      St. Peter Claver, S.J.
    • DailyScripture.net:  Nobody can escape trials, but do I respond to misfortune, grief, or loss with fear or faith, resignation or hope?  Jesus' way of happiness/beatitude demands transformation from within.  We must empty ourselves of all that would shut God out. 
    Ambrose links the beatitudes with the four cardinal virtues:  "Let us see how Luke encompassed the eight blessings in the four.  We know there are four cardinal virtues:  temperance, justice, prudence, and fortitude.  One who is poor in spirit is not greedy.  One who weeps is not proud but submissive and tranquil. One who mourns is humble.  One who is just does not deny what he knows is given jointly to all.  One who is merciful gives away his goods.  One who bestows his goods doesn't seek another's nor contrive traps. These virtues are interwoven, so that one who has one may be seen to have several, and a single virtue befits the saints.  Where virtue abounds, so too the reward...  Thus temperance has purity of heart and spirit, justice has compassion, patience has peace, and endurance has gentleness." (Exposition of the Gospel of Luke 5.62–63, 68).
    God reveals to the humble the true source of abundant life and happiness.  Jesus promises his disciples heaven's joys will more than compensate for the world's troubles and hardships.  Thomas Aquinas:  "No person can live without joy; that's why one deprived of spiritual joy goes after carnal pleasures."
    Today's saints, thanks to Universalis
    • Peter Claver, Jesuit priest, "slave of the Negroes forever," attending to their spiritual and material needs.  He brought food to the ships, instructed and baptized slaves, followed their progress, and tried to defend them. He organized catechists and worked in hospitals and prisons.  Many inside and outside the Church opposed him.
    Look  (from today's readings)

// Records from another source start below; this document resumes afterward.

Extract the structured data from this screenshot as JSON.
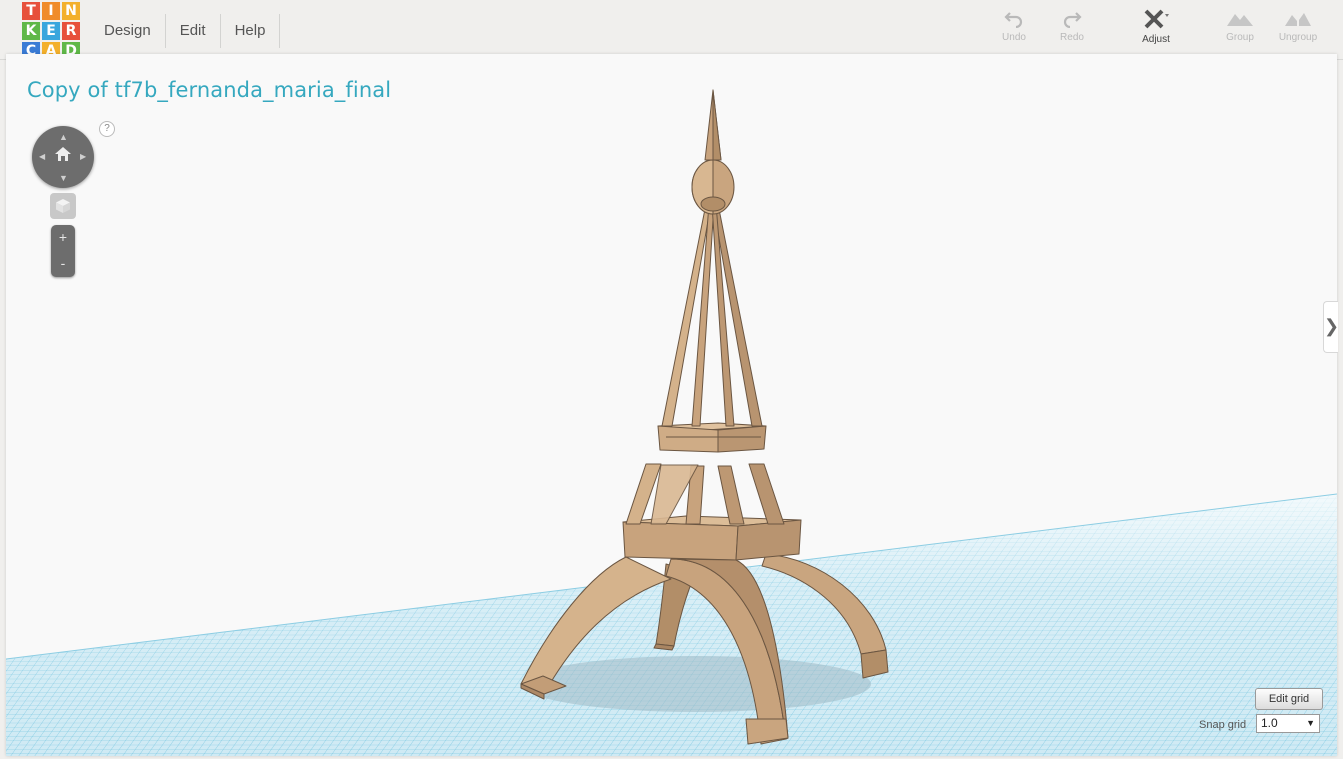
{
  "logo": {
    "letters": [
      "T",
      "I",
      "N",
      "K",
      "E",
      "R",
      "C",
      "A",
      "D"
    ],
    "colors": [
      "#e7503b",
      "#f08c2b",
      "#f3b02c",
      "#5fb848",
      "#3aa6dd",
      "#e7503b",
      "#3a7bd5",
      "#f3b02c",
      "#5fb848"
    ]
  },
  "menu": {
    "items": [
      "Design",
      "Edit",
      "Help"
    ]
  },
  "toolbar": {
    "undo": {
      "label": "Undo",
      "icon": "undo-icon"
    },
    "redo": {
      "label": "Redo",
      "icon": "redo-icon"
    },
    "adjust": {
      "label": "Adjust",
      "icon": "adjust-icon"
    },
    "group": {
      "label": "Group",
      "icon": "group-icon"
    },
    "ungroup": {
      "label": "Ungroup",
      "icon": "ungroup-icon"
    }
  },
  "design": {
    "title": "Copy of tf7b_fernanda_maria_final"
  },
  "view_controls": {
    "help": "?",
    "zoom_in": "+",
    "zoom_out": "-",
    "home_icon": "home-icon"
  },
  "grid_controls": {
    "edit_grid": "Edit grid",
    "snap_label": "Snap grid",
    "snap_value": "1.0"
  },
  "side_panel_toggle": "❯",
  "colors": {
    "accent": "#35a8bf",
    "model": "#c8a27c",
    "grid": "#6fc3df"
  }
}
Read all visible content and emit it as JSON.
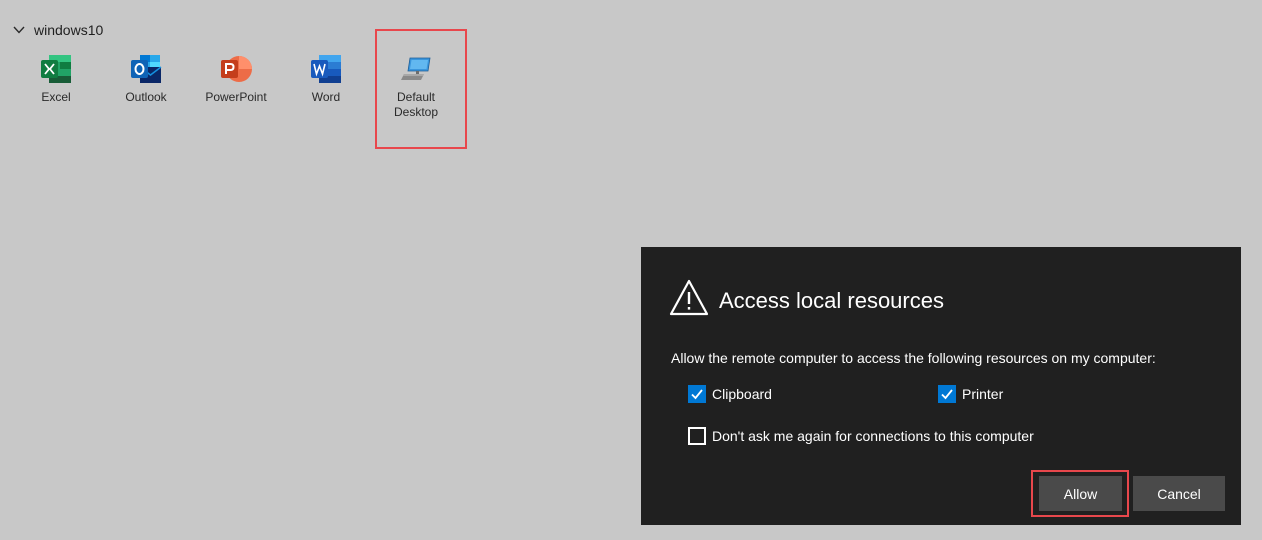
{
  "group": {
    "name": "windows10",
    "chevron_icon": "chevron-down-icon"
  },
  "apps": [
    {
      "label": "Excel",
      "icon": "excel-icon",
      "color": "#1d6f42"
    },
    {
      "label": "Outlook",
      "icon": "outlook-icon",
      "color": "#0f63b6"
    },
    {
      "label": "PowerPoint",
      "icon": "powerpoint-icon",
      "color": "#c43e1c"
    },
    {
      "label": "Word",
      "icon": "word-icon",
      "color": "#2b579a"
    },
    {
      "label": "Default Desktop",
      "icon": "desktop-computer-icon",
      "color": "#3a96dd"
    }
  ],
  "dialog": {
    "title": "Access local resources",
    "warning_icon": "warning-icon",
    "description": "Allow the remote computer to access the following resources on my computer:",
    "options": [
      {
        "label": "Clipboard",
        "checked": true
      },
      {
        "label": "Printer",
        "checked": true
      },
      {
        "label": "Don't ask me again for connections to this computer",
        "checked": false
      }
    ],
    "buttons": {
      "allow": "Allow",
      "cancel": "Cancel"
    }
  },
  "colors": {
    "background": "#c8c8c8",
    "dialog_background": "#202020",
    "accent": "#0078d4",
    "highlight": "#e8474c",
    "button": "#4a4a4a"
  }
}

    • 'Crown' tie bar:  Let your faithful speak of your Kingdom's glory and of your might (psalm) 
    • White and green in shirt and suspenders:  St. Peter Claver, Ordinary Time